On the campaign trail, the President called for repeal of the Dodd-Frank Act, however, the administration has yet to announce any policy positions on financial regulation or, specifically, the CHOICE Act provisions. Presumably, these positions will be articulated sometime in June as a result of the President’s Executive Order mandating such a review by the Treasury Department. For his part, Treasury Secretary Mnuchin offered this quasi-endorsement: “the existing regulatory system is limiting, not stimulating our economy…I applaud the steady commitment and leadership that Chairman Hensarling and his colleagues have provided on these issues, and welcome the reintroduction of the CHOICE Act.”
The true fate of the CHOICE Act will be determined by the Senate. Banking Committee Chairman Mike Crapo is on record as saying he wants to pass bipartisan legislation in the Senate, in recognition of political practicality. Partisan legislation would likely be blocked by a filibuster, which is why the CHOICE Act is largely viewed as a non-starter in the Senate. Still, the talk among the Congressional financial leadership is of support. Senator Crapo was quoted as "lauding" Chair Hensarling’s bill as a “positive move away from government micromanagement.” Chair Hensarling, for his part, stated that he expects Senator Crapo’s bill “to look much different.”
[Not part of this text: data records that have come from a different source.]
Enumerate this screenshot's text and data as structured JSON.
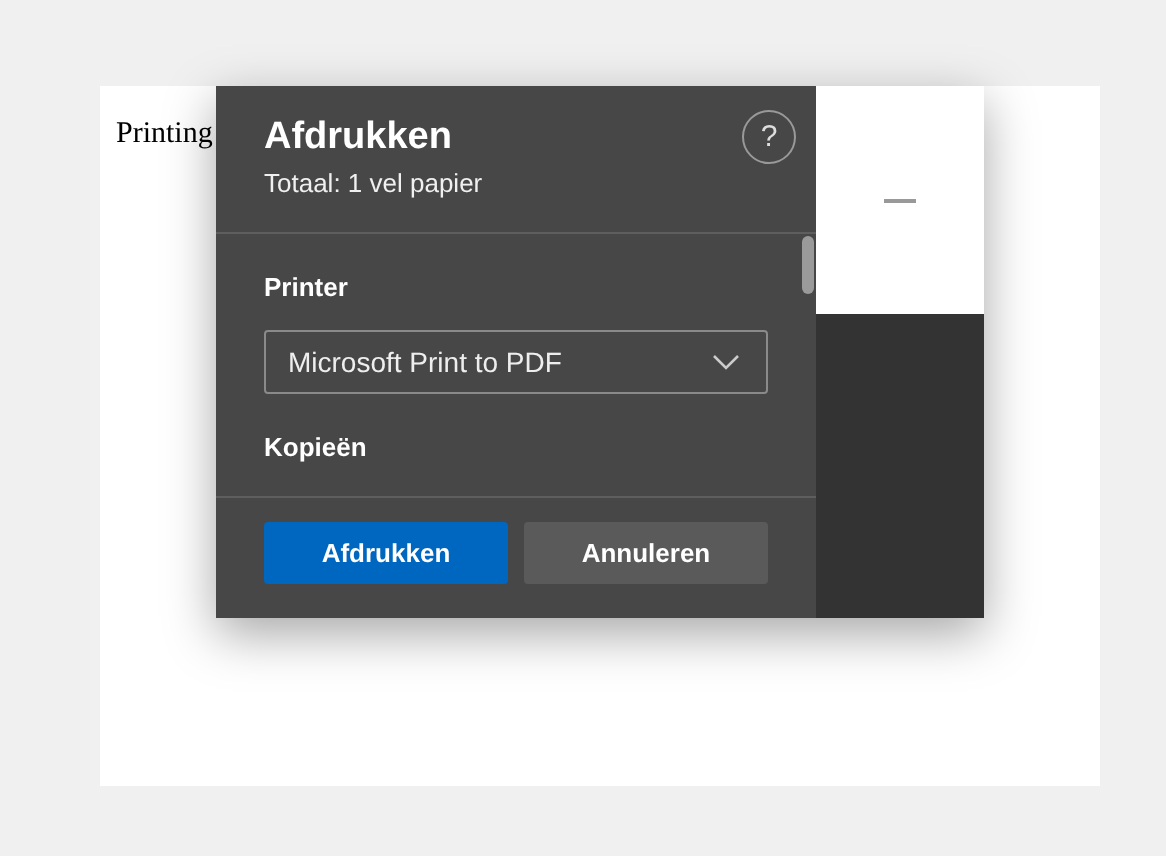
{
  "document": {
    "text": "Printing"
  },
  "dialog": {
    "title": "Afdrukken",
    "subtitle": "Totaal: 1 vel papier",
    "sections": [
      {
        "kind": "select",
        "label": "Printer",
        "value": "Microsoft Print to PDF"
      },
      {
        "kind": "heading",
        "label": "Kopieën"
      }
    ],
    "buttons": [
      {
        "label": "Afdrukken",
        "kind": "primary"
      },
      {
        "label": "Annuleren",
        "kind": "secondary"
      }
    ],
    "help": "?"
  }
}
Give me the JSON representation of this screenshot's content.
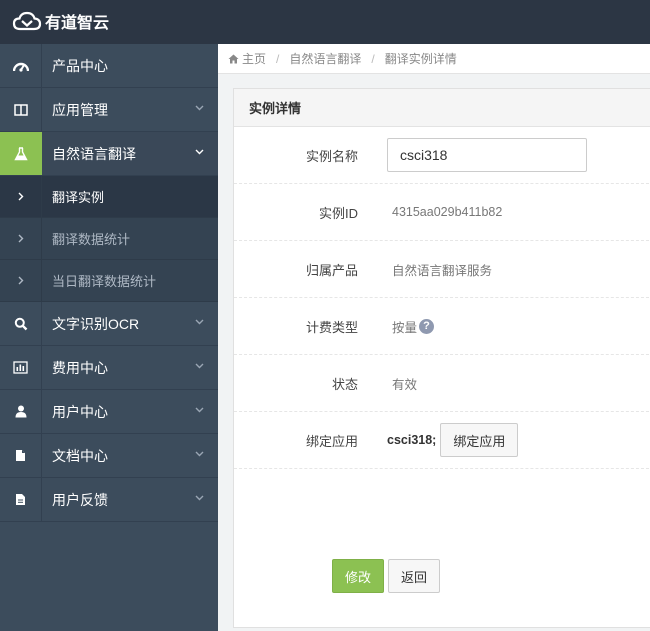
{
  "app": {
    "logo_text": "有道智云"
  },
  "sidebar": {
    "items": [
      {
        "label": "产品中心",
        "icon": "dashboard-icon",
        "chevron": false
      },
      {
        "label": "应用管理",
        "icon": "columns-icon",
        "chevron": true
      },
      {
        "label": "自然语言翻译",
        "icon": "flask-icon",
        "chevron": true,
        "active": true
      },
      {
        "label": "文字识别OCR",
        "icon": "search-icon",
        "chevron": true
      },
      {
        "label": "费用中心",
        "icon": "bar-chart-icon",
        "chevron": true
      },
      {
        "label": "用户中心",
        "icon": "user-icon",
        "chevron": true
      },
      {
        "label": "文档中心",
        "icon": "file-icon",
        "chevron": true
      },
      {
        "label": "用户反馈",
        "icon": "file-text-icon",
        "chevron": true
      }
    ],
    "subitems": [
      {
        "label": "翻译实例",
        "current": true
      },
      {
        "label": "翻译数据统计"
      },
      {
        "label": "当日翻译数据统计"
      }
    ]
  },
  "breadcrumb": {
    "home": "主页",
    "level1": "自然语言翻译",
    "level2": "翻译实例详情"
  },
  "panel": {
    "title": "实例详情"
  },
  "fields": {
    "name_label": "实例名称",
    "name_value": "csci318",
    "id_label": "实例ID",
    "id_value": "4315aa029b411b82",
    "product_label": "归属产品",
    "product_value": "自然语言翻译服务",
    "billing_label": "计费类型",
    "billing_value": "按量",
    "billing_help": "?",
    "status_label": "状态",
    "status_value": "有效",
    "bind_label": "绑定应用",
    "bind_value": "csci318;",
    "bind_button": "绑定应用"
  },
  "actions": {
    "modify": "修改",
    "back": "返回"
  },
  "colors": {
    "topbar": "#2c3644",
    "sidebar": "#3c4c5c",
    "accent": "#8cc152",
    "help": "#8f99b0"
  }
}
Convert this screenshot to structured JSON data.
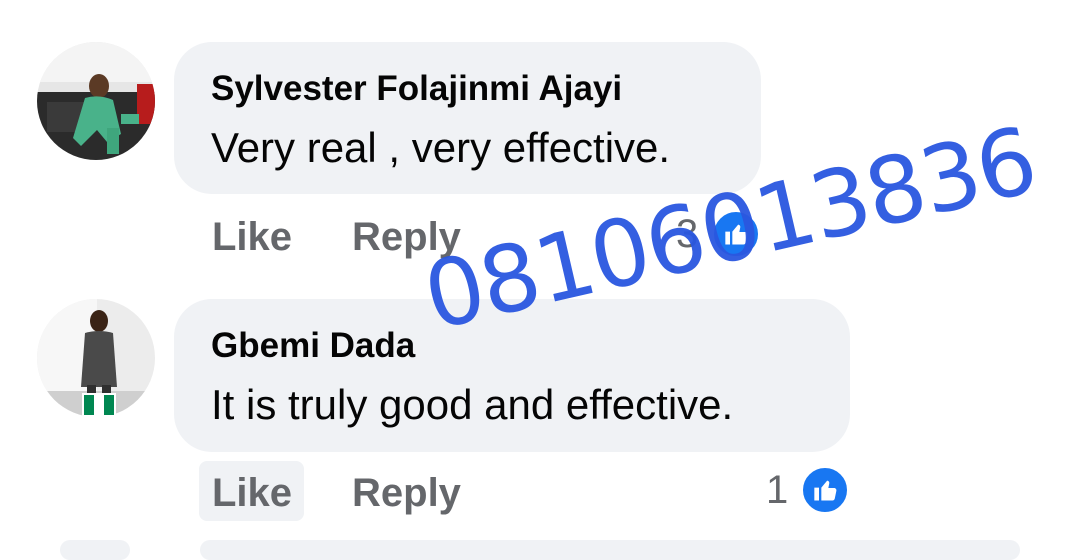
{
  "comments": [
    {
      "author": "Sylvester Folajinmi Ajayi",
      "text": "Very real , very effective.",
      "like_label": "Like",
      "reply_label": "Reply",
      "reaction_count": "3",
      "reaction_icon": "thumbs-up-icon"
    },
    {
      "author": "Gbemi Dada",
      "text": "It is truly good and effective.",
      "like_label": "Like",
      "reply_label": "Reply",
      "reaction_count": "1",
      "reaction_icon": "thumbs-up-icon",
      "avatar_badge": "nigeria-flag-icon"
    }
  ],
  "watermark": "08106013836",
  "colors": {
    "bubble": "#f0f2f5",
    "action_text": "#65676b",
    "like_blue": "#1877f2",
    "watermark": "#2a57e0",
    "flag_green": "#008751",
    "flag_white": "#ffffff"
  }
}
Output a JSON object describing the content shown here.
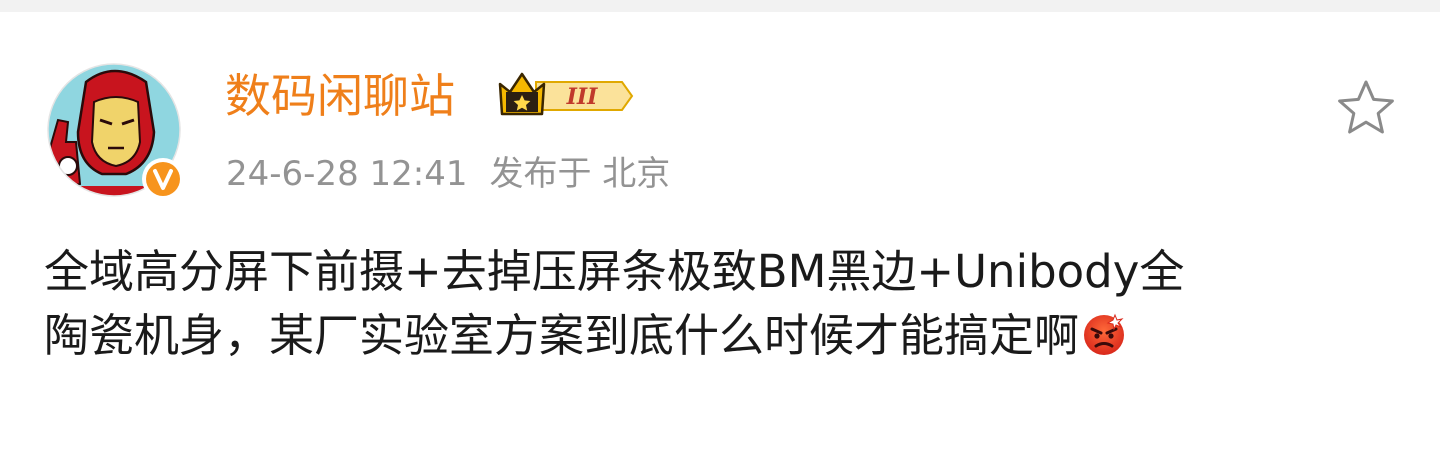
{
  "post": {
    "author": {
      "name": "数码闲聊站",
      "level_badge": "III",
      "avatar_icon": "iron-man-avatar-icon",
      "verified_icon": "verified-v-badge-icon"
    },
    "meta": {
      "timestamp": "24-6-28 12:41",
      "location": "发布于 北京"
    },
    "favorite_icon": "star-outline-icon",
    "content": {
      "line1": "全域高分屏下前摄+去掉压屏条极致BM黑边+Unibody全",
      "line2": "陶瓷机身，某厂实验室方案到底什么时候才能搞定啊",
      "emoji": "angry-face-emoji"
    }
  },
  "colors": {
    "username": "#ef7f1a",
    "meta_text": "#939393",
    "body_text": "#1a1a1a",
    "verified_badge": "#f7941d",
    "crown_gold": "#f5b800"
  }
}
As the CHOICE Act, Treasury recommendations and Senate proposals work their way through the legislative process, Bates will keep you posted on the progress and potential impact of lawmaking in this area.